• [Recorded data]:
★ ★ ★

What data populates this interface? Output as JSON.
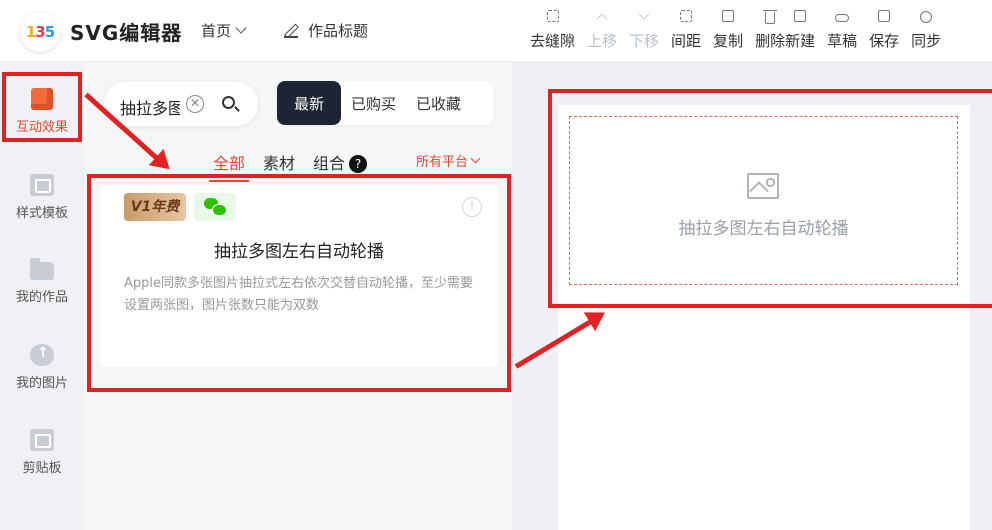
{
  "header": {
    "app_name": "SVG编辑器",
    "nav_home": "首页",
    "work_title": "作品标题",
    "toolbar": [
      {
        "label": "去缝隙",
        "icon": "grid-icon",
        "enabled": true
      },
      {
        "label": "上移",
        "icon": "move-up-icon",
        "enabled": false
      },
      {
        "label": "下移",
        "icon": "move-down-icon",
        "enabled": false
      },
      {
        "label": "间距",
        "icon": "spacing-icon",
        "enabled": true
      },
      {
        "label": "复制",
        "icon": "copy-icon",
        "enabled": true
      },
      {
        "label": "删除",
        "icon": "trash-icon",
        "enabled": true
      },
      {
        "label": "新建",
        "icon": "new-file-icon",
        "enabled": true
      },
      {
        "label": "草稿",
        "icon": "cloud-icon",
        "enabled": true
      },
      {
        "label": "保存",
        "icon": "save-icon",
        "enabled": true
      },
      {
        "label": "同步",
        "icon": "sync-icon",
        "enabled": true
      }
    ]
  },
  "sidebar": {
    "items": [
      {
        "label": "互动效果",
        "icon": "cube-icon",
        "active": true
      },
      {
        "label": "样式模板",
        "icon": "template-icon",
        "active": false
      },
      {
        "label": "我的作品",
        "icon": "folder-icon",
        "active": false
      },
      {
        "label": "我的图片",
        "icon": "cloud-upload-icon",
        "active": false
      },
      {
        "label": "剪贴板",
        "icon": "clipboard-icon",
        "active": false
      }
    ]
  },
  "panel": {
    "search_value": "抽拉多图左右自动轮播",
    "sort": [
      "最新",
      "已购买",
      "已收藏"
    ],
    "tabs": [
      "全部",
      "素材",
      "组合"
    ],
    "platform": "所有平台",
    "card": {
      "badge_vip": "V1年费",
      "title": "抽拉多图左右自动轮播",
      "description": "Apple同款多张图片抽拉式左右依次交替自动轮播，至少需要设置两张图，图片张数只能为双数"
    }
  },
  "canvas": {
    "placeholder_label": "抽拉多图左右自动轮播"
  },
  "colors": {
    "accent": "#e8472b",
    "annotation": "#e02222",
    "dark_button": "#1d2433"
  }
}
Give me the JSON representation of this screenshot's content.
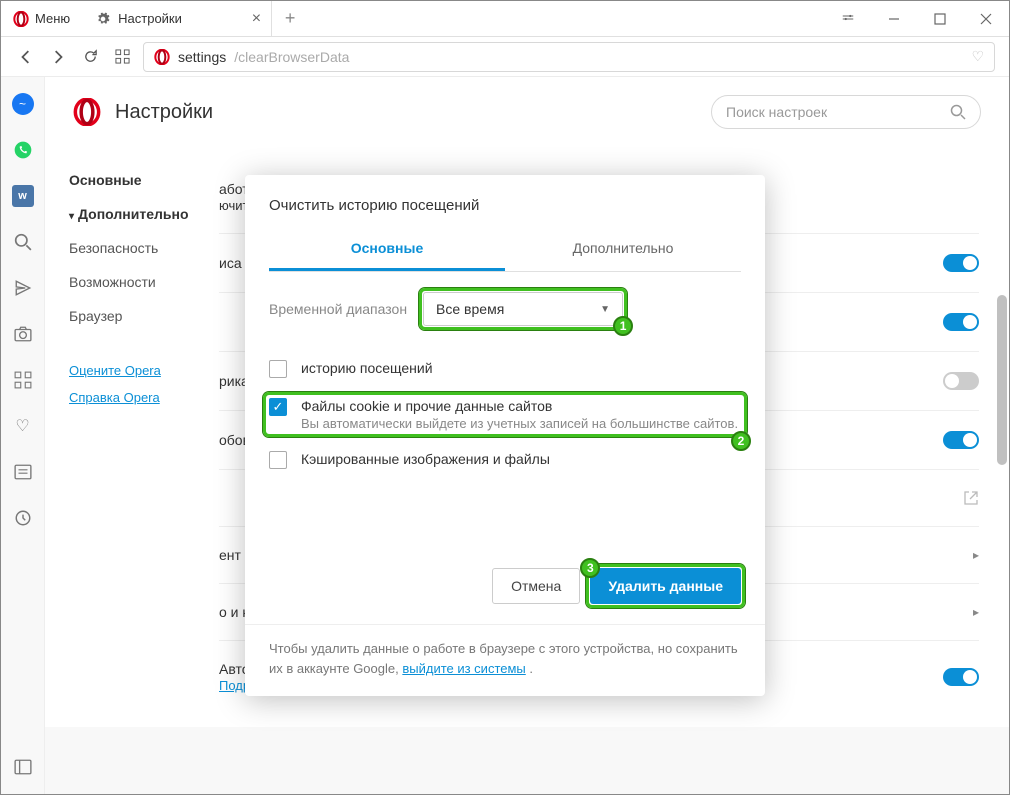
{
  "titlebar": {
    "menu_label": "Меню",
    "tab_label": "Настройки"
  },
  "url": {
    "prefix": "settings",
    "suffix": "/clearBrowserData"
  },
  "header": {
    "title": "Настройки",
    "search_placeholder": "Поиск настроек"
  },
  "sidenav": {
    "items": [
      "Основные",
      "Дополнительно",
      "Безопасность",
      "Возможности",
      "Браузер"
    ],
    "links": [
      "Оцените Opera",
      "Справка Opera"
    ]
  },
  "bg_rows": {
    "r1a": "аботу в сети еще",
    "r1b": "ючить",
    "r2": "иса подсказок в",
    "r4": "рика",
    "r5": "обов оплаты",
    "r7": "ент показывать на",
    "r8": "о и кеш",
    "r9": "Автоматически отправлять отчеты об аварийном завершении в Opera",
    "more": "Подробнее..."
  },
  "dialog": {
    "title": "Очистить историю посещений",
    "tab_basic": "Основные",
    "tab_adv": "Дополнительно",
    "range_label": "Временной диапазон",
    "range_value": "Все время",
    "opt1": "историю посещений",
    "opt2_title": "Файлы cookie и прочие данные сайтов",
    "opt2_sub": "Вы автоматически выйдете из учетных записей на большинстве сайтов.",
    "opt3": "Кэшированные изображения и файлы",
    "cancel": "Отмена",
    "confirm": "Удалить данные",
    "footer_text": "Чтобы удалить данные о работе в браузере с этого устройства, но сохранить их в аккаунте Google,  ",
    "footer_link": "выйдите из системы"
  },
  "badges": {
    "b1": "1",
    "b2": "2",
    "b3": "3"
  }
}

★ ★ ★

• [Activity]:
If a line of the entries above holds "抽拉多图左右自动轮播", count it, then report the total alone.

• [Response for this exercise]:
3